Luwero, Uganda | THE INDEPENDENT | At least 154,493 patients tested positive for malaria in Luwero in the 2020/21 financial year, a report by the District Health Department has revealed. This is out of the 165,999 people who were tested for malaria at various health facilities in the district.
The health department blames the surge in malaria cases on the decline in the use of insecticide-treated mosquito nets and living in areas that habit the vectors among other factors. According to the report, the district registers 932 cases of malaria per 1000 persons per year, which is above the district target of 198 cases per 1000 persons per year.
The report further shows that the malaria cases increased from 91.8 percent in the past year of 2019/20 to 93.1 percent in 2020/21. Another district performance monitoring and evaluation indicator survey describes the malaria cases as extremely high and recommended proactive measures to curb the situation.
Nusurah Nalwoga, a resident of Kigombe village in Luwero sub-county says that six of her grandchildren contracted malaria disease and many of them are still on malaria treatment.
She explains that she spent over Shillings 120,000 on injectables for each after they failed to respond to treatment by tablets. Nalwoga says that because of high bills, she has resorted to herbal medicine to cut down on medical bills.
Nalwoga says that although they sleep under nets, mosquitoes always bite them around 7 pm before they retire to bed.
Samuel Musisi, a resident of Wabusana village in Kikyusa sub-county says that malaria now takes the largest share of his medical expense because almost every month, one or two children fall sick. Musisi says that the mosquitoes are on the increase due to stagnant water or bushes in their vicinity.
Lydia Biira, another resident has asked the government to increase and ensure a steady supply of the anti-malaria drugs, saying that they are tired of visiting health centres where they are referred to private clinics.
The district report also shows that the number of pregnant women who received mosquito nets during their first antenatal care visit declined from 92.2% in 2019/20 to 62.9% in 2020/21.
Several in charge of health centers also decried shortage of anti-malaria drugs because of the high number of patients diagnosed with the disease. Issa Kawuma, the Luwero District Malaria Focal Person, said the shortage in mosquito nets or anti-malaria drugs is due to intermittent supply but this is being addressed.
Kawuma says that they have intensified the Integrated Community Case Management programme where Village Health Teams are provided with drugs to administer them to children below five years after testing them with Rapid Diagnosis Test kits.

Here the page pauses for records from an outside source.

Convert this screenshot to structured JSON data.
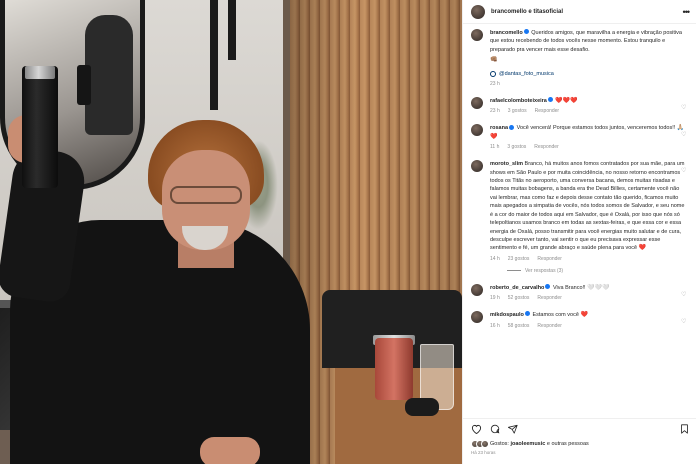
{
  "header": {
    "names": "brancomello e titasoficial",
    "more_glyph": "•••"
  },
  "caption": {
    "username": "brancomello",
    "text": "Queridos amigos, que maravilha a energia e vibração positiva que estou recebendo de todos vocês nesse momento. Estou tranquilo e preparado pra vencer mais esse desafio.",
    "emoji": "👊🏽",
    "tag": "@dantas_foto_musica",
    "time": "23 h"
  },
  "comments": [
    {
      "username": "rafaelcolomboteixeira",
      "verified": true,
      "text": "",
      "hearts": "❤️❤️❤️",
      "time": "23 h",
      "likes": "3 gostos",
      "reply": "Responder"
    },
    {
      "username": "rosana",
      "verified": true,
      "text": "Você vencerá! Porque estamos todos juntos, venceremos todos!!",
      "hearts": "🙏🏼❤️",
      "time": "11 h",
      "likes": "3 gostos",
      "reply": "Responder"
    },
    {
      "username": "moroto_slim",
      "verified": false,
      "text": "Branco, há muitos anos fomos contratados por sua mãe, para um shows em São Paulo e por muita coincidência, no nosso retorno encontramos todos os Titãs no aeroporto, uma conversa bacana, demos muitas risadas e falamos muitas bobagens, a banda era the Dead Billies, certamente você não vai lembrar, mas como faz e depois desse contato tão querido, ficamos muito mais apegados a simpatia de vocês, nós todos somos de Salvador, e seu nome é a cor do maior de todos aqui em Salvador, que é Oxalá, por isso que nós só telepoltianos usamos branco em todas as sextas-feiras, e que essa cor e essa energia de Oxalá, posso transmitir para você energias muito salutar e de cura, desculpe escrever tanto, vai sentir o que eu precisava expressar esse sentimento e fé, um grande abraço e saúde plena para você",
      "hearts": "❤️",
      "time": "14 h",
      "likes": "23 gostos",
      "reply": "Responder",
      "more_replies": "Ver respostas (3)"
    },
    {
      "username": "roberto_de_carvalho",
      "verified": true,
      "text": "Viva Branco!!",
      "hearts": "🤍🤍🤍",
      "time": "19 h",
      "likes": "52 gostos",
      "reply": "Responder"
    },
    {
      "username": "mikdospaulo",
      "verified": true,
      "text": "Estamos com você",
      "hearts": "❤️",
      "time": "16 h",
      "likes": "58 gostos",
      "reply": "Responder"
    }
  ],
  "actions": {
    "like_icon": "heart-outline-icon",
    "comment_icon": "comment-icon",
    "share_icon": "share-icon",
    "save_icon": "bookmark-icon",
    "likes_prefix": "Gostos:",
    "likes_user": "joaoleemusic",
    "likes_suffix": "e outras pessoas",
    "time_ago": "Há 23 horas"
  },
  "colors": {
    "verified": "#1877f2",
    "link": "#00376b",
    "muted": "#8e8e8e",
    "heart": "#ed4956"
  }
}
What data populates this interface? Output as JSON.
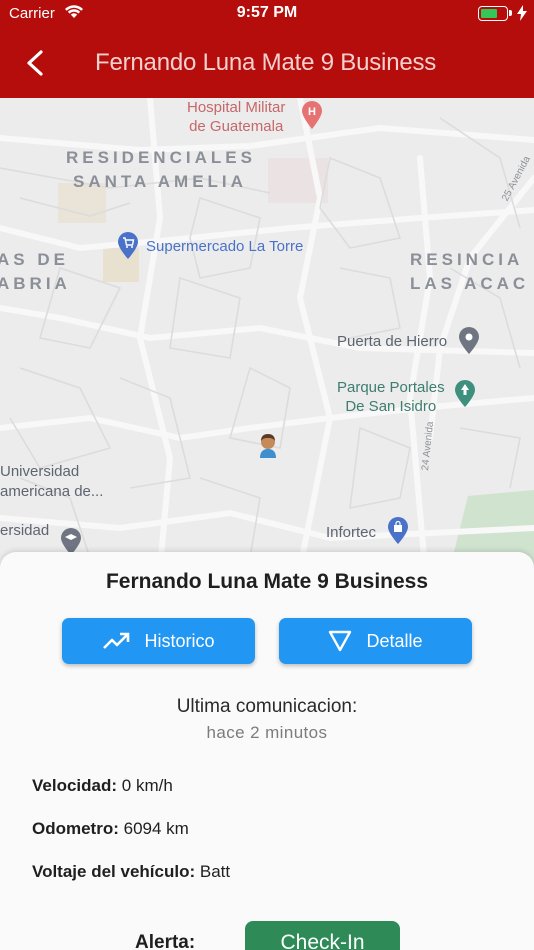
{
  "status_bar": {
    "carrier": "Carrier",
    "time": "9:57 PM",
    "battery_level": 0.7
  },
  "app_bar": {
    "title": "Fernando Luna Mate 9 Business"
  },
  "map": {
    "areas": {
      "residenciales_1": "RESIDENCIALES",
      "residenciales_2": "SANTA AMELIA",
      "left_1": "AS DE",
      "left_2": "ABRIA",
      "right_1": "RESINCIA",
      "right_2": "LAS ACAC"
    },
    "pois": {
      "hospital_1": "Hospital Militar",
      "hospital_2": "de Guatemala",
      "supermercado": "Supermercado La Torre",
      "puerta": "Puerta de Hierro",
      "parque_1": "Parque Portales",
      "parque_2": "De San Isidro",
      "universidad_1": "Universidad",
      "universidad_2": "americana de...",
      "universidad2": "ersidad",
      "infortec": "Infortec"
    },
    "streets": {
      "avenida_25": "25 Avenida",
      "avenida_24": "24 Avenida"
    }
  },
  "sheet": {
    "vehicle_name": "Fernando Luna Mate 9 Business",
    "historico_label": "Historico",
    "detalle_label": "Detalle",
    "last_comm_label": "Ultima comunicacion:",
    "last_comm_value": "hace 2 minutos",
    "velocidad_label": "Velocidad:",
    "velocidad_value": "0 km/h",
    "odometro_label": "Odometro:",
    "odometro_value": "6094 km",
    "voltaje_label": "Voltaje del vehículo:",
    "voltaje_value": "Batt",
    "alerta_label": "Alerta:",
    "checkin_label": "Check-In"
  },
  "colors": {
    "app_bar": "#b50d0b",
    "primary_button": "#2196f3",
    "checkin_button": "#2e8b57"
  }
}
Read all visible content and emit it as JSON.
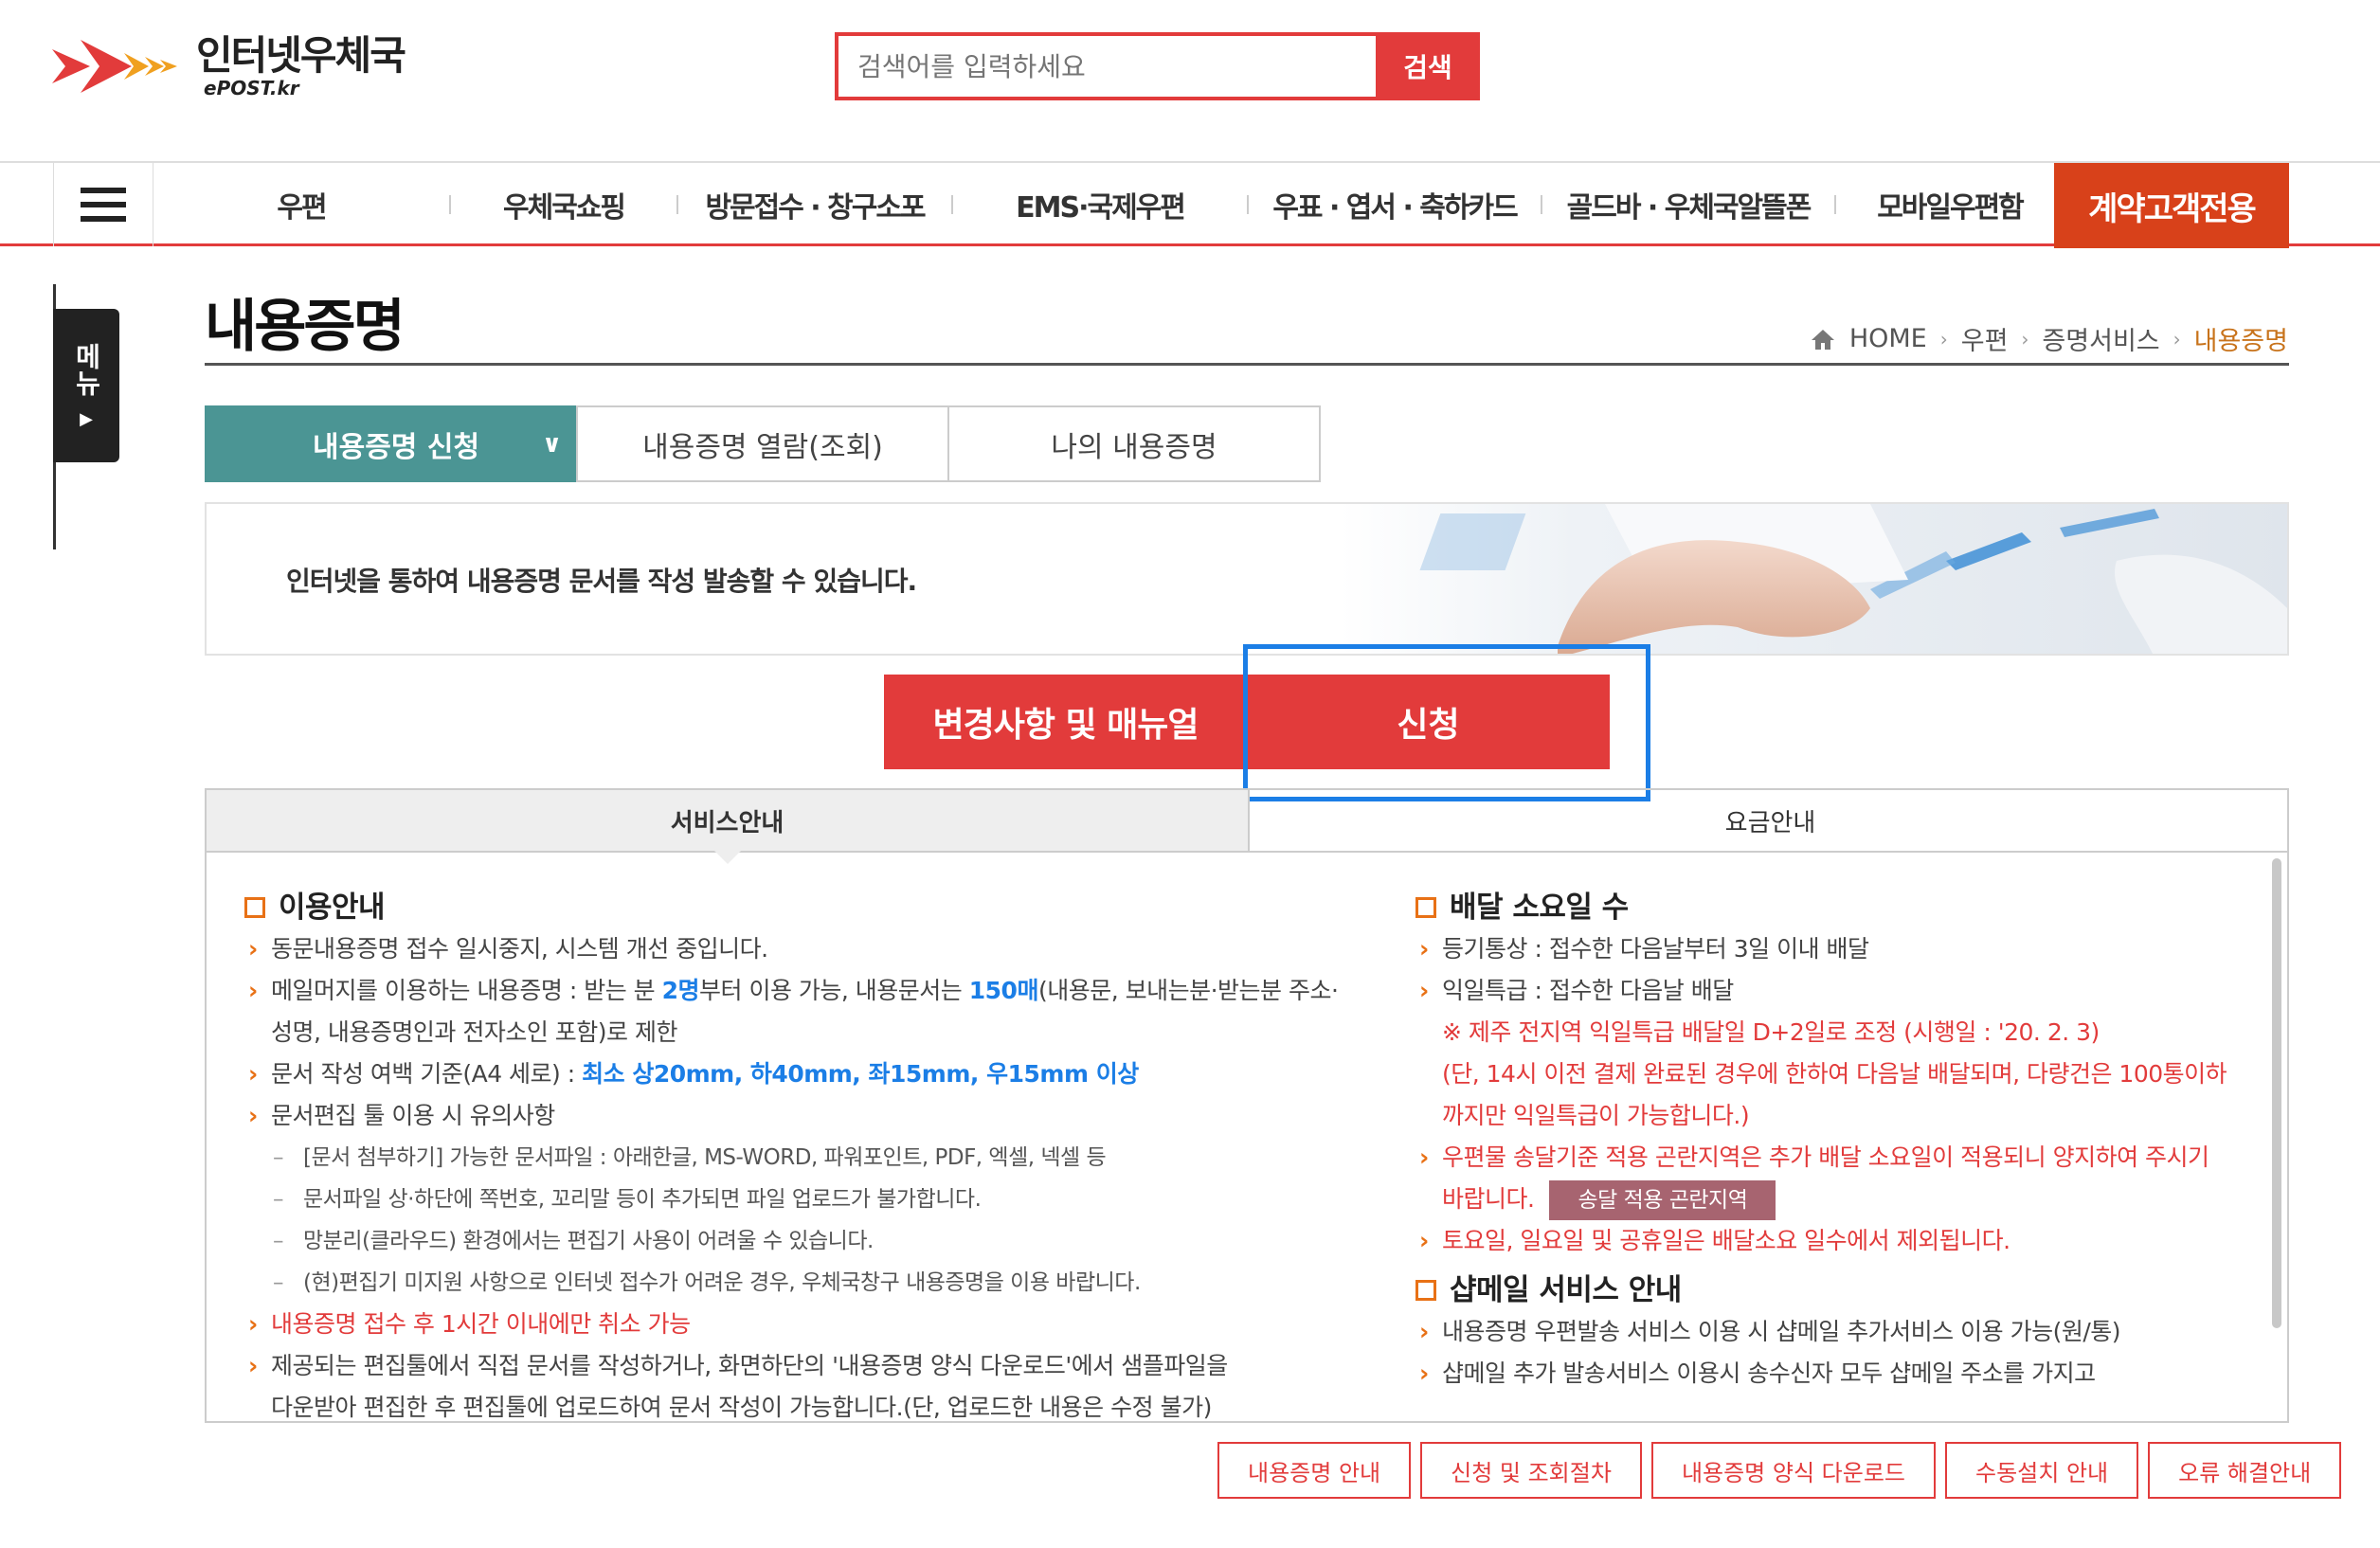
{
  "header": {
    "logo_text": "인터넷우체국",
    "logo_sub": "ePOST.kr",
    "search_placeholder": "검색어를 입력하세요",
    "search_button": "검색"
  },
  "nav": {
    "items": [
      "우편",
      "우체국쇼핑",
      "방문접수 · 창구소포",
      "EMS·국제우편",
      "우표 · 엽서 · 축하카드",
      "골드바 · 우체국알뜰폰",
      "모바일우편함"
    ],
    "special": "계약고객전용"
  },
  "side_menu": {
    "label": "메뉴"
  },
  "page": {
    "title": "내용증명",
    "breadcrumb": [
      "HOME",
      "우편",
      "증명서비스",
      "내용증명"
    ]
  },
  "tabs": [
    "내용증명 신청",
    "내용증명 열람(조회)",
    "나의 내용증명"
  ],
  "banner": {
    "text": "인터넷을 통하여 내용증명 문서를 작성 발송할 수 있습니다."
  },
  "actions": {
    "manual": "변경사항 및 매뉴얼",
    "apply": "신청"
  },
  "info_tabs": [
    "서비스안내",
    "요금안내"
  ],
  "left": {
    "heading": "이용안내",
    "l1": "동문내용증명 접수 일시중지, 시스템 개선 중입니다.",
    "l2a": "메일머지를 이용하는 내용증명 : 받는 분 ",
    "l2b": "2명",
    "l2c": "부터 이용 가능, 내용문서는 ",
    "l2d": "150매",
    "l2e": "(내용문, 보내는분·받는분 주소·",
    "l2f": "성명, 내용증명인과 전자소인 포함)로 제한",
    "l3a": "문서 작성 여백 기준(A4 세로) : ",
    "l3b": "최소 상20mm, 하40mm, 좌15mm, 우15mm 이상",
    "l4": "문서편집 툴 이용 시 유의사항",
    "s1": "[문서 첨부하기] 가능한 문서파일 : 아래한글, MS-WORD, 파워포인트, PDF, 엑셀, 넥셀 등",
    "s2": "문서파일 상·하단에 쪽번호, 꼬리말 등이 추가되면 파일 업로드가 불가합니다.",
    "s3": "망분리(클라우드) 환경에서는 편집기 사용이 어려울 수 있습니다.",
    "s4": "(현)편집기 미지원 사항으로 인터넷 접수가 어려운 경우, 우체국창구 내용증명을 이용 바랍니다.",
    "l5": "내용증명 접수 후 1시간 이내에만 취소 가능",
    "l6a": "제공되는 편집툴에서 직접 문서를 작성하거나, 화면하단의 '내용증명 양식 다운로드'에서 샘플파일을",
    "l6b": "다운받아 편집한 후 편집툴에 업로드하여 문서 작성이 가능합니다.(단, 업로드한 내용은 수정 불가)"
  },
  "right": {
    "heading1": "배달 소요일 수",
    "r1": "등기통상 : 접수한 다음날부터 3일 이내 배달",
    "r2": "익일특급 : 접수한 다음날 배달",
    "r3": "※ 제주 전지역 익일특급 배달일 D+2일로 조정 (시행일 : '20. 2. 3)",
    "r4": "(단, 14시 이전 결제 완료된 경우에 한하여 다음날 배달되며, 다량건은 100통이하",
    "r5": "까지만 익일특급이 가능합니다.)",
    "r6": "우편물 송달기준 적용 곤란지역은 추가 배달 소요일이 적용되니 양지하여 주시기",
    "r7": "바랍니다.",
    "badge": "송달 적용 곤란지역",
    "r8": "토요일, 일요일 및 공휴일은 배달소요 일수에서 제외됩니다.",
    "heading2": "샵메일 서비스 안내",
    "r9": "내용증명 우편발송 서비스 이용 시 샵메일 추가서비스 이용 가능(원/통)",
    "r10": "샵메일 추가 발송서비스 이용시 송수신자 모두 샵메일 주소를 가지고"
  },
  "bottom_buttons": [
    "내용증명 안내",
    "신청 및 조회절차",
    "내용증명 양식 다운로드",
    "수동설치 안내",
    "오류 해결안내"
  ],
  "colors": {
    "brand_red": "#e23b3b",
    "tab_teal": "#4b9594",
    "special_orange": "#d8411a",
    "focus_blue": "#1b7ee6"
  }
}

The district didn’t provide figures for those who died as a result of malaria. However, in the financial year 2019/20, the disease claimed 40 people and was listed as the leading killer disease.